What the task requires: Only the pictures stay out; please return all the entries below exactly as written.

Listed entries:
------------------------------------------------------------------------

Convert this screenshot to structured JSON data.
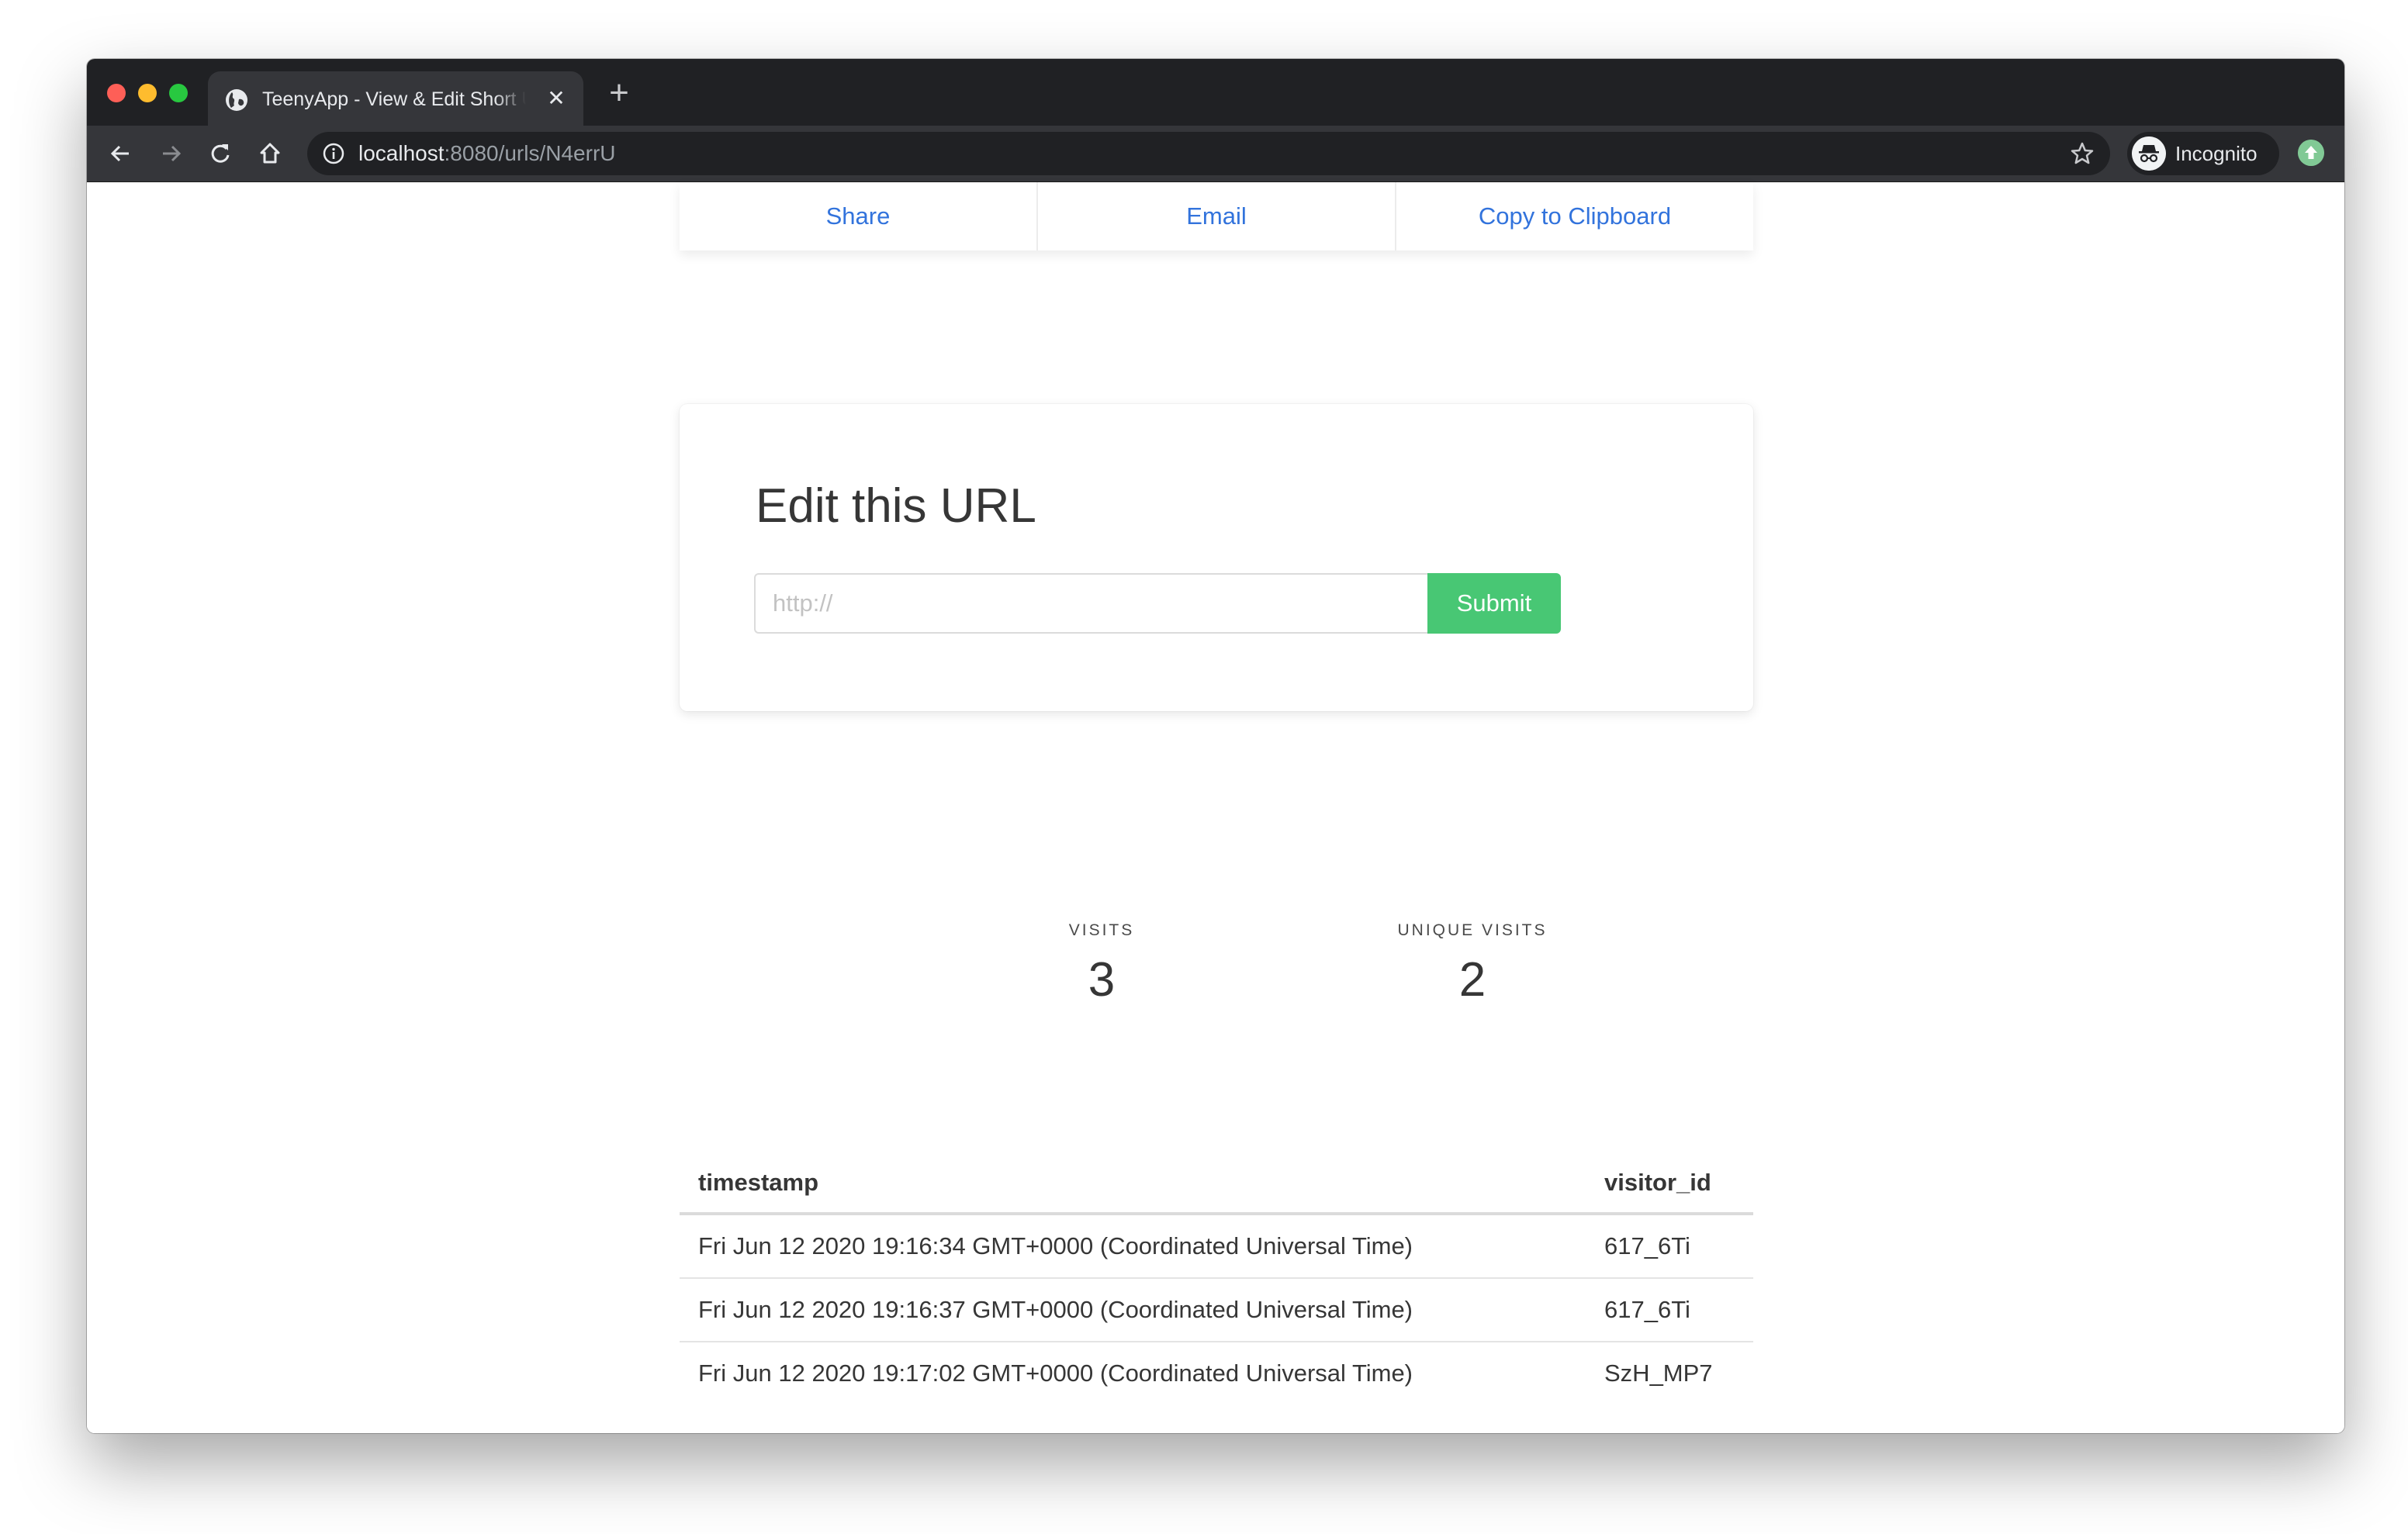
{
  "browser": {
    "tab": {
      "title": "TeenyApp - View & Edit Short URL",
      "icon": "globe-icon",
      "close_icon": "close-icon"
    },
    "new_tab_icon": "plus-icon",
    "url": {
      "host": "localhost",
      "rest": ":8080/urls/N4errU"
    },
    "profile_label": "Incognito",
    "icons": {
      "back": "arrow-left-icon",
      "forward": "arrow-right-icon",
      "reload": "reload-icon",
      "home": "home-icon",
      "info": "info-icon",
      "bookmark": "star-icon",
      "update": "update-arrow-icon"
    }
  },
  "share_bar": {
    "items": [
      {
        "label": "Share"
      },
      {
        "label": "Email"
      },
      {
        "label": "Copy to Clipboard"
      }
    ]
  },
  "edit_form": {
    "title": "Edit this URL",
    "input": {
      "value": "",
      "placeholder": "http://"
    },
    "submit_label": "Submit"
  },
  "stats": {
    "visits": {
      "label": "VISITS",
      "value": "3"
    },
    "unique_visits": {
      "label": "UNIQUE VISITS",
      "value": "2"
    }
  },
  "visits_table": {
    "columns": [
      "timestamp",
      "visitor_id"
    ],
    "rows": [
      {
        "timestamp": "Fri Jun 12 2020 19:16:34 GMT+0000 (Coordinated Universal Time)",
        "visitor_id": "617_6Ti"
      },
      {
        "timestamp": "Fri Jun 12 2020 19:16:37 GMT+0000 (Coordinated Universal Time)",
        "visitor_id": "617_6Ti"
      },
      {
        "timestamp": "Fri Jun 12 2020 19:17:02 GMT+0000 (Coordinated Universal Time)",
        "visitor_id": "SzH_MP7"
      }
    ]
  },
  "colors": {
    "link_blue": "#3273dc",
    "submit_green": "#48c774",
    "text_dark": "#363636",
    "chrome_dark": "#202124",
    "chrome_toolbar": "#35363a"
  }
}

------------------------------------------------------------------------

Completed exercise:
Convert this screenshot to structured JSON data.
{
  "browser": {
    "tab": {
      "title": "TeenyApp - View & Edit Short URL",
      "icon": "globe-icon",
      "close_icon": "close-icon"
    },
    "new_tab_icon": "plus-icon",
    "url": {
      "host": "localhost",
      "rest": ":8080/urls/N4errU"
    },
    "profile_label": "Incognito",
    "icons": {
      "back": "arrow-left-icon",
      "forward": "arrow-right-icon",
      "reload": "reload-icon",
      "home": "home-icon",
      "info": "info-icon",
      "bookmark": "star-icon",
      "update": "update-arrow-icon"
    }
  },
  "share_bar": {
    "items": [
      {
        "label": "Share"
      },
      {
        "label": "Email"
      },
      {
        "label": "Copy to Clipboard"
      }
    ]
  },
  "edit_form": {
    "title": "Edit this URL",
    "input": {
      "value": "",
      "placeholder": "http://"
    },
    "submit_label": "Submit"
  },
  "stats": {
    "visits": {
      "label": "VISITS",
      "value": "3"
    },
    "unique_visits": {
      "label": "UNIQUE VISITS",
      "value": "2"
    }
  },
  "visits_table": {
    "columns": [
      "timestamp",
      "visitor_id"
    ],
    "rows": [
      {
        "timestamp": "Fri Jun 12 2020 19:16:34 GMT+0000 (Coordinated Universal Time)",
        "visitor_id": "617_6Ti"
      },
      {
        "timestamp": "Fri Jun 12 2020 19:16:37 GMT+0000 (Coordinated Universal Time)",
        "visitor_id": "617_6Ti"
      },
      {
        "timestamp": "Fri Jun 12 2020 19:17:02 GMT+0000 (Coordinated Universal Time)",
        "visitor_id": "SzH_MP7"
      }
    ]
  },
  "colors": {
    "link_blue": "#3273dc",
    "submit_green": "#48c774",
    "text_dark": "#363636",
    "chrome_dark": "#202124",
    "chrome_toolbar": "#35363a"
  }
}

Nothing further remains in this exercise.